## Work task
Copy out the records precisely, omitting pictures.

══ Supplied data ══

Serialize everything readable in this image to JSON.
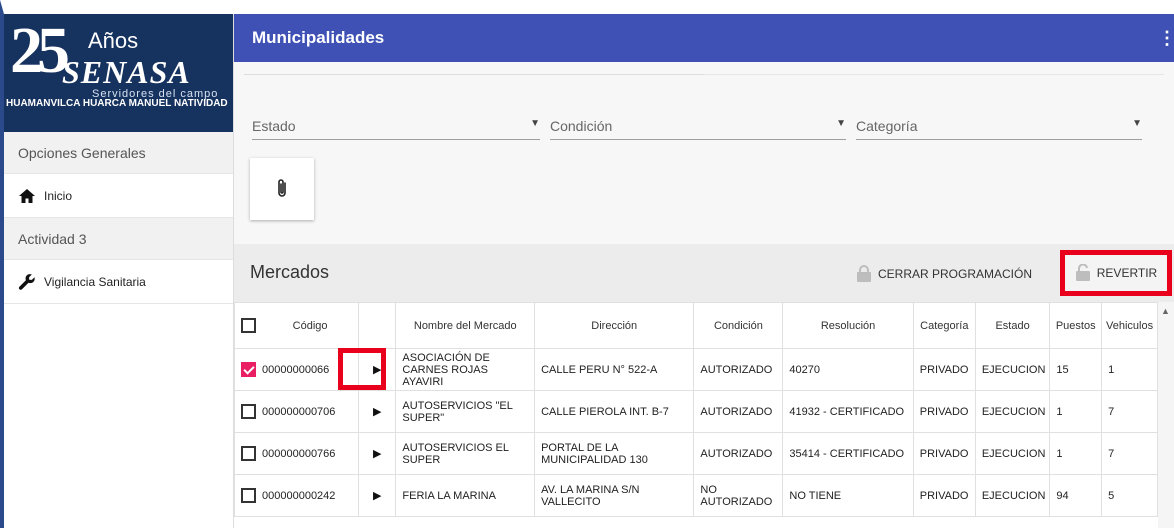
{
  "sidebar": {
    "logo": {
      "number": "25",
      "anos": "Años",
      "brand": "SENASA",
      "tagline": "Servidores del campo"
    },
    "user_name": "HUAMANVILCA HUARCA MANUEL NATIVIDAD",
    "sections": [
      {
        "label": "Opciones Generales"
      },
      {
        "label": "Actividad 3"
      }
    ],
    "items": [
      {
        "label": "Inicio",
        "icon": "home-icon"
      },
      {
        "label": "Vigilancia Sanitaria",
        "icon": "wrench-icon"
      }
    ]
  },
  "topbar": {
    "title": "Municipalidades",
    "menu_icon": "kebab-icon"
  },
  "filters": {
    "estado": "Estado",
    "condicion": "Condición",
    "categoria": "Categoría"
  },
  "mercados": {
    "title": "Mercados",
    "cerrar_label": "CERRAR PROGRAMACIÓN",
    "revertir_label": "REVERTIR"
  },
  "table": {
    "headers": [
      "Código",
      "",
      "Nombre del Mercado",
      "Dirección",
      "Condición",
      "Resolución",
      "Categoría",
      "Estado",
      "Puestos",
      "Vehiculos"
    ],
    "rows": [
      {
        "checked": true,
        "codigo": "00000000066",
        "nombre": "ASOCIACIÓN DE CARNES ROJAS AYAVIRI",
        "direccion": "CALLE PERU N° 522-A",
        "condicion": "AUTORIZADO",
        "resolucion": "40270",
        "categoria": "PRIVADO",
        "estado": "EJECUCION",
        "puestos": "15",
        "vehiculos": "1"
      },
      {
        "checked": false,
        "codigo": "000000000706",
        "nombre": "AUTOSERVICIOS \"EL SUPER\"",
        "direccion": "CALLE PIEROLA INT. B-7",
        "condicion": "AUTORIZADO",
        "resolucion": "41932 - CERTIFICADO",
        "categoria": "PRIVADO",
        "estado": "EJECUCION",
        "puestos": "1",
        "vehiculos": "7"
      },
      {
        "checked": false,
        "codigo": "000000000766",
        "nombre": "AUTOSERVICIOS EL SUPER",
        "direccion": "PORTAL DE LA MUNICIPALIDAD 130",
        "condicion": "AUTORIZADO",
        "resolucion": "35414 - CERTIFICADO",
        "categoria": "PRIVADO",
        "estado": "EJECUCION",
        "puestos": "1",
        "vehiculos": "7"
      },
      {
        "checked": false,
        "codigo": "000000000242",
        "nombre": "FERIA LA MARINA",
        "direccion": "AV. LA MARINA S/N VALLECITO",
        "condicion": "NO AUTORIZADO",
        "resolucion": "NO TIENE",
        "categoria": "PRIVADO",
        "estado": "EJECUCION",
        "puestos": "94",
        "vehiculos": "5"
      }
    ]
  },
  "colors": {
    "header": "#3f51b5",
    "highlight": "#e8001c",
    "check": "#e91e63",
    "logo_bg": "#16325f"
  }
}
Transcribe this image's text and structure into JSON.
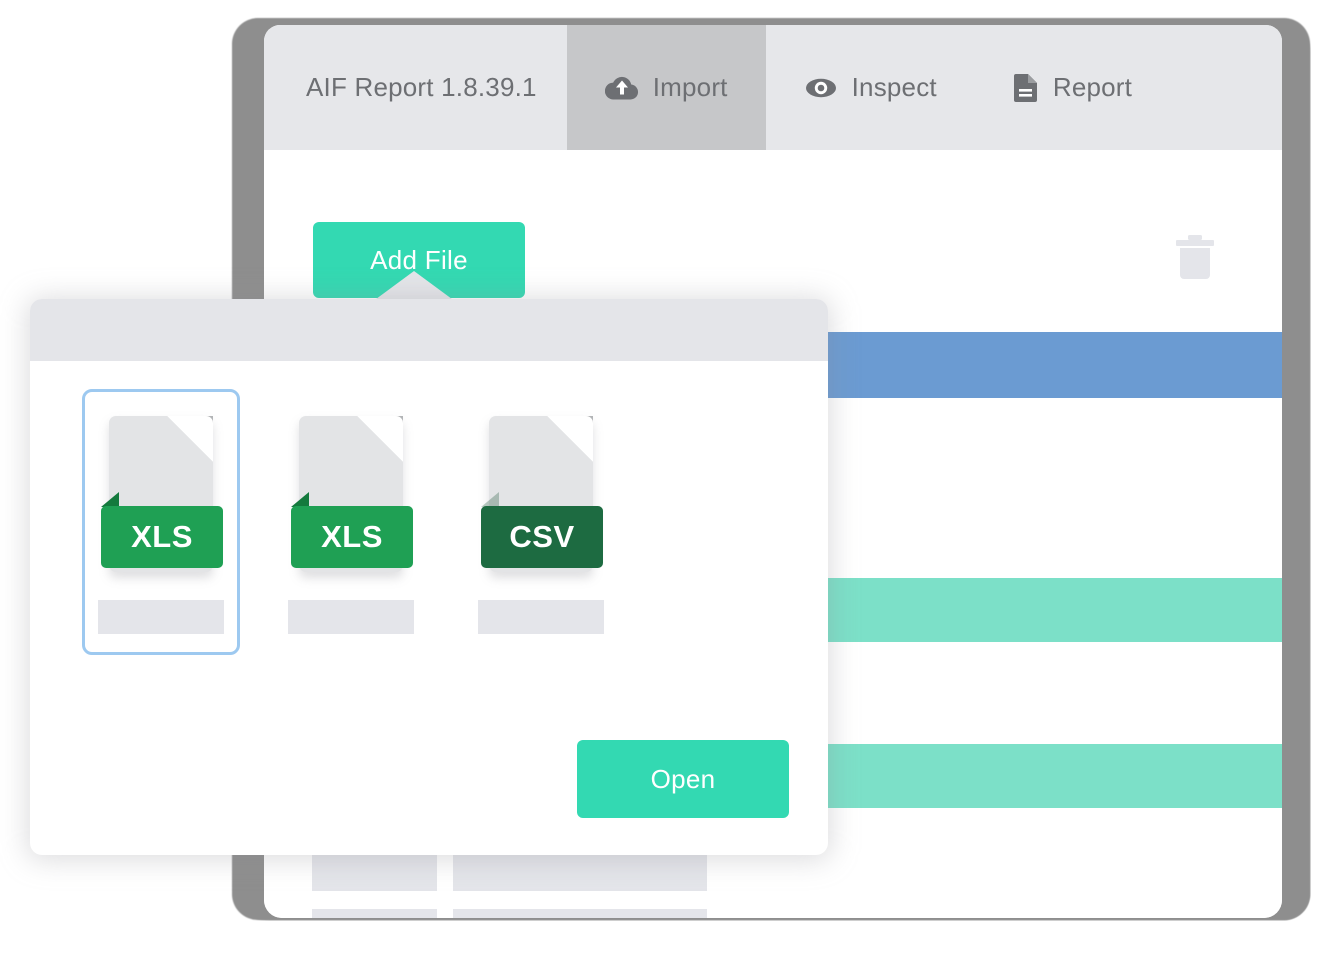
{
  "app_window": {
    "tabs": [
      {
        "label": "AIF Report 1.8.39.1",
        "icon": "",
        "active": false
      },
      {
        "label": "Import",
        "icon": "cloud-upload-icon",
        "active": true
      },
      {
        "label": "Inspect",
        "icon": "eye-icon",
        "active": false
      },
      {
        "label": "Report",
        "icon": "document-icon",
        "active": false
      }
    ],
    "toolbar": {
      "add_file_label": "Add File",
      "delete_icon": "trash-icon"
    },
    "table": {
      "header_color": "#6b9bd2",
      "highlight_color": "#7ce0c8",
      "cell_color": "#e4e5ea",
      "rows": [
        {
          "type": "header"
        },
        {
          "type": "cells"
        },
        {
          "type": "spacer"
        },
        {
          "type": "highlight"
        },
        {
          "type": "cells"
        },
        {
          "type": "spacer"
        },
        {
          "type": "highlight"
        },
        {
          "type": "cells"
        },
        {
          "type": "cells"
        }
      ]
    }
  },
  "dialog": {
    "title": "",
    "files": [
      {
        "name": "",
        "extension": "XLS",
        "ribbon_color": "#1fa054",
        "selected": true
      },
      {
        "name": "",
        "extension": "XLS",
        "ribbon_color": "#1fa054",
        "selected": false
      },
      {
        "name": "",
        "extension": "CSV",
        "ribbon_color": "#1d6b41",
        "selected": false
      }
    ],
    "open_label": "Open"
  },
  "colors": {
    "accent_teal": "#33d9b2",
    "tab_bar": "#e6e7ea",
    "tab_active": "#c6c7c9",
    "selection_blue": "#9dc9f0",
    "table_header_blue": "#6b9bd2",
    "table_highlight": "#7ce0c8",
    "placeholder_gray": "#e4e5ea",
    "text_gray": "#6d6f73"
  }
}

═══

## Answer to this task
Serialize everything readable in this image to JSON.
{
  "sidebar": {
    "logo": {
      "number": "25",
      "anos": "Años",
      "brand": "SENASA",
      "tagline": "Servidores del campo"
    },
    "user_name": "HUAMANVILCA HUARCA MANUEL NATIVIDAD",
    "sections": [
      {
        "label": "Opciones Generales"
      },
      {
        "label": "Actividad 3"
      }
    ],
    "items": [
      {
        "label": "Inicio",
        "icon": "home-icon"
      },
      {
        "label": "Vigilancia Sanitaria",
        "icon": "wrench-icon"
      }
    ]
  },
  "topbar": {
    "title": "Municipalidades",
    "menu_icon": "kebab-icon"
  },
  "filters": {
    "estado": "Estado",
    "condicion": "Condición",
    "categoria": "Categoría"
  },
  "mercados": {
    "title": "Mercados",
    "cerrar_label": "CERRAR PROGRAMACIÓN",
    "revertir_label": "REVERTIR"
  },
  "table": {
    "headers": [
      "Código",
      "",
      "Nombre del Mercado",
      "Dirección",
      "Condición",
      "Resolución",
      "Categoría",
      "Estado",
      "Puestos",
      "Vehiculos"
    ],
    "rows": [
      {
        "checked": true,
        "codigo": "00000000066",
        "nombre": "ASOCIACIÓN DE CARNES ROJAS AYAVIRI",
        "direccion": "CALLE PERU N° 522-A",
        "condicion": "AUTORIZADO",
        "resolucion": "40270",
        "categoria": "PRIVADO",
        "estado": "EJECUCION",
        "puestos": "15",
        "vehiculos": "1"
      },
      {
        "checked": false,
        "codigo": "000000000706",
        "nombre": "AUTOSERVICIOS \"EL SUPER\"",
        "direccion": "CALLE PIEROLA INT. B-7",
        "condicion": "AUTORIZADO",
        "resolucion": "41932 - CERTIFICADO",
        "categoria": "PRIVADO",
        "estado": "EJECUCION",
        "puestos": "1",
        "vehiculos": "7"
      },
      {
        "checked": false,
        "codigo": "000000000766",
        "nombre": "AUTOSERVICIOS EL SUPER",
        "direccion": "PORTAL DE LA MUNICIPALIDAD 130",
        "condicion": "AUTORIZADO",
        "resolucion": "35414 - CERTIFICADO",
        "categoria": "PRIVADO",
        "estado": "EJECUCION",
        "puestos": "1",
        "vehiculos": "7"
      },
      {
        "checked": false,
        "codigo": "000000000242",
        "nombre": "FERIA LA MARINA",
        "direccion": "AV. LA MARINA S/N VALLECITO",
        "condicion": "NO AUTORIZADO",
        "resolucion": "NO TIENE",
        "categoria": "PRIVADO",
        "estado": "EJECUCION",
        "puestos": "94",
        "vehiculos": "5"
      }
    ]
  },
  "colors": {
    "header": "#3f51b5",
    "highlight": "#e8001c",
    "check": "#e91e63",
    "logo_bg": "#16325f"
  }
}
Transcribe this image's text and structure into JSON.
{
  "app_window": {
    "tabs": [
      {
        "label": "AIF Report 1.8.39.1",
        "icon": "",
        "active": false
      },
      {
        "label": "Import",
        "icon": "cloud-upload-icon",
        "active": true
      },
      {
        "label": "Inspect",
        "icon": "eye-icon",
        "active": false
      },
      {
        "label": "Report",
        "icon": "document-icon",
        "active": false
      }
    ],
    "toolbar": {
      "add_file_label": "Add File",
      "delete_icon": "trash-icon"
    },
    "table": {
      "header_color": "#6b9bd2",
      "highlight_color": "#7ce0c8",
      "cell_color": "#e4e5ea",
      "rows": [
        {
          "type": "header"
        },
        {
          "type": "cells"
        },
        {
          "type": "spacer"
        },
        {
          "type": "highlight"
        },
        {
          "type": "cells"
        },
        {
          "type": "spacer"
        },
        {
          "type": "highlight"
        },
        {
          "type": "cells"
        },
        {
          "type": "cells"
        }
      ]
    }
  },
  "dialog": {
    "title": "",
    "files": [
      {
        "name": "",
        "extension": "XLS",
        "ribbon_color": "#1fa054",
        "selected": true
      },
      {
        "name": "",
        "extension": "XLS",
        "ribbon_color": "#1fa054",
        "selected": false
      },
      {
        "name": "",
        "extension": "CSV",
        "ribbon_color": "#1d6b41",
        "selected": false
      }
    ],
    "open_label": "Open"
  },
  "colors": {
    "accent_teal": "#33d9b2",
    "tab_bar": "#e6e7ea",
    "tab_active": "#c6c7c9",
    "selection_blue": "#9dc9f0",
    "table_header_blue": "#6b9bd2",
    "table_highlight": "#7ce0c8",
    "placeholder_gray": "#e4e5ea",
    "text_gray": "#6d6f73"
  }
}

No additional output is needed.